- it’s all about the blogger. Yes, blogging is a narcissistic hobby, but a little humility goes a long way. Extreme vanity (e.g., too many selfies) or going on and on about boring topics without any consideration for your audience are all signs of narcissism that I have absolutely no interest in.
In writing this post, I realized that the question of “What do you look for in a running blog” ends up being a Rorschach test of sorts. All of the things I listed in the pro side are things I strive for myself as a blogger. I also really hope that I’ve steered clear of the pet peeves! What about you — What do you look for in a running blog? What are some blogging deal breakers?
Oakland Marathon – week 2 of 7 (with links to dailymile recaps):
Tues: “Strength” workout – 3 x 2 mile @ 9:30/mile (19:00 per interval), with 800 m recovery. Interval splits: 18:50, 18:50,18:55.
8.3 miles @ 9:45/mile.
Wed: Easy run + 7x Cleveland Cascade. Also did planks, clamshells, bridges and a few sun salutes.
3.4 miles (no Garmin = no pace)
Thurs: 6 miles @ marathon pace/effort, with warm-up and cool-down. My mile splits: 9:48, 10:03, 9:44, 9:44, 9:49, 9:48 (average 9:49).
7 miles @ 9:55/mile.
Fri: Long trail run at Redwood Regional. I had planned to run 14 miles, but ended up cutting the run short due to foot pain.
9.6 miles @ 12:42/mile, 1150′ elevation gain
Total: 28.3 miles. With plans to go away Friday to Sunday, I decided to cram all of my runs into 4 days. Since I hardly ever run more than 2 days in a row, I knew I would be pushing the envelope with 4 straight days of running. Indeed, it appears to have caught up to me Friday morning with a sudden onset of foot pain an hour into my run. With next week’s Chabot 30K, I really wanted to log 3 hours on the trails, not to mention the fact that I was hoping to finally reach 30 miles per week… but common sense prevailed, reminding me that there would be no Chabot 30K or Oakland Marathon with a bum foot.
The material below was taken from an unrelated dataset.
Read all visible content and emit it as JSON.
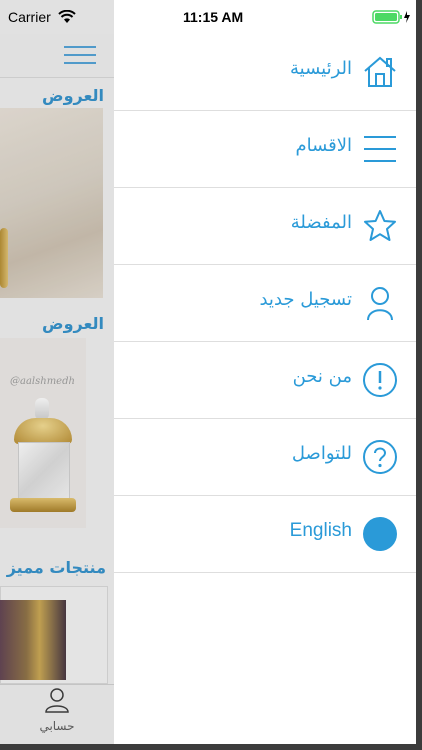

I took Saturday and Sunday completely off (well, I did a very easy 1.6 mile hike on Sunday). The plan is to be extra cautious this week, whether that means cutting mileage, slowing down the pace, or downgrading from the 30K to the half marathon on Saturday. The good news is that I went on a short run today and there wasn’t any foot pain. Yay!
To be honest, I’m just a tad worried about my long run fitness going into the Oakland Marathon. I haven’t run more than 2.5 hours in one spurt in months, and if I downgrade to the half marathon on Saturday, that will remain true for another week. I might be able to get one very long run (18-20 miles) in on the weekend of March 8th, but seeing as that’s only 2 weeks out from the race, and since I’ve only been averaging 25-28 mpw up to this point, it doesn’t really make sense for me to do such a long run just to do it. I’ve been reading Hanson’s Marathon Method, which argues against specific long-run mileage (e.g., 20 miles) and instead encourages each runner to base their long run distance on pace and percentage of total weekly mileage. Additionally, an article from Jeff Gaudette makes similar arguments. Both focus on cumulative fatigue and spreading out weekly mileage instead of piling it on during the long run. I’m liking the idea of this approach, not only because it makes me feel better about my lack of long runs, but also because it seems to make the most sense and will hopefully result in lower chance of injury.
In any case, there’s no use worrying about things I can’t control. The next 5 weeks should be quite interesting!